Goal of the exercise = Only the pictures are to be dropped, and the rest of the data should be copied exactly.

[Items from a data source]
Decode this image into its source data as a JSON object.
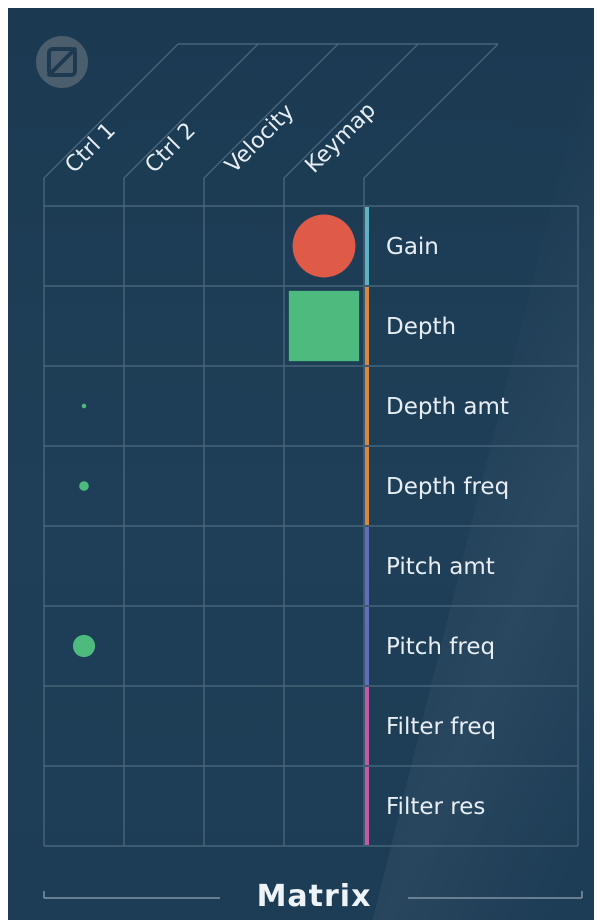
{
  "title": "Matrix",
  "power_icon": "power-off-icon",
  "columns": [
    "Ctrl 1",
    "Ctrl 2",
    "Velocity",
    "Keymap"
  ],
  "rows": [
    {
      "label": "Gain",
      "group_color": "#5fb2c4"
    },
    {
      "label": "Depth",
      "group_color": "#d8883a"
    },
    {
      "label": "Depth amt",
      "group_color": "#d8883a"
    },
    {
      "label": "Depth freq",
      "group_color": "#d8883a"
    },
    {
      "label": "Pitch amt",
      "group_color": "#5f6fbe"
    },
    {
      "label": "Pitch freq",
      "group_color": "#5f6fbe"
    },
    {
      "label": "Filter freq",
      "group_color": "#c45aa6"
    },
    {
      "label": "Filter res",
      "group_color": "#c45aa6"
    }
  ],
  "cells": [
    {
      "row": 0,
      "col": 3,
      "shape": "circle",
      "color": "#e05a48",
      "level": 0.85
    },
    {
      "row": 1,
      "col": 3,
      "shape": "square",
      "color": "#4dbb7e",
      "level": 0.95
    },
    {
      "row": 2,
      "col": 0,
      "shape": "circle",
      "color": "#4dbb7e",
      "level": 0.06
    },
    {
      "row": 3,
      "col": 0,
      "shape": "circle",
      "color": "#4dbb7e",
      "level": 0.13
    },
    {
      "row": 5,
      "col": 0,
      "shape": "circle",
      "color": "#4dbb7e",
      "level": 0.3
    }
  ],
  "colors": {
    "background": "#1e3d56",
    "grid": "#4f6b80",
    "text": "#e6eef4"
  }
}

Finished task =
Decode this image into its source data as a JSON object.
{
  "title": "Matrix",
  "power_icon": "power-off-icon",
  "columns": [
    "Ctrl 1",
    "Ctrl 2",
    "Velocity",
    "Keymap"
  ],
  "rows": [
    {
      "label": "Gain",
      "group_color": "#5fb2c4"
    },
    {
      "label": "Depth",
      "group_color": "#d8883a"
    },
    {
      "label": "Depth amt",
      "group_color": "#d8883a"
    },
    {
      "label": "Depth freq",
      "group_color": "#d8883a"
    },
    {
      "label": "Pitch amt",
      "group_color": "#5f6fbe"
    },
    {
      "label": "Pitch freq",
      "group_color": "#5f6fbe"
    },
    {
      "label": "Filter freq",
      "group_color": "#c45aa6"
    },
    {
      "label": "Filter res",
      "group_color": "#c45aa6"
    }
  ],
  "cells": [
    {
      "row": 0,
      "col": 3,
      "shape": "circle",
      "color": "#e05a48",
      "level": 0.85
    },
    {
      "row": 1,
      "col": 3,
      "shape": "square",
      "color": "#4dbb7e",
      "level": 0.95
    },
    {
      "row": 2,
      "col": 0,
      "shape": "circle",
      "color": "#4dbb7e",
      "level": 0.06
    },
    {
      "row": 3,
      "col": 0,
      "shape": "circle",
      "color": "#4dbb7e",
      "level": 0.13
    },
    {
      "row": 5,
      "col": 0,
      "shape": "circle",
      "color": "#4dbb7e",
      "level": 0.3
    }
  ],
  "colors": {
    "background": "#1e3d56",
    "grid": "#4f6b80",
    "text": "#e6eef4"
  }
}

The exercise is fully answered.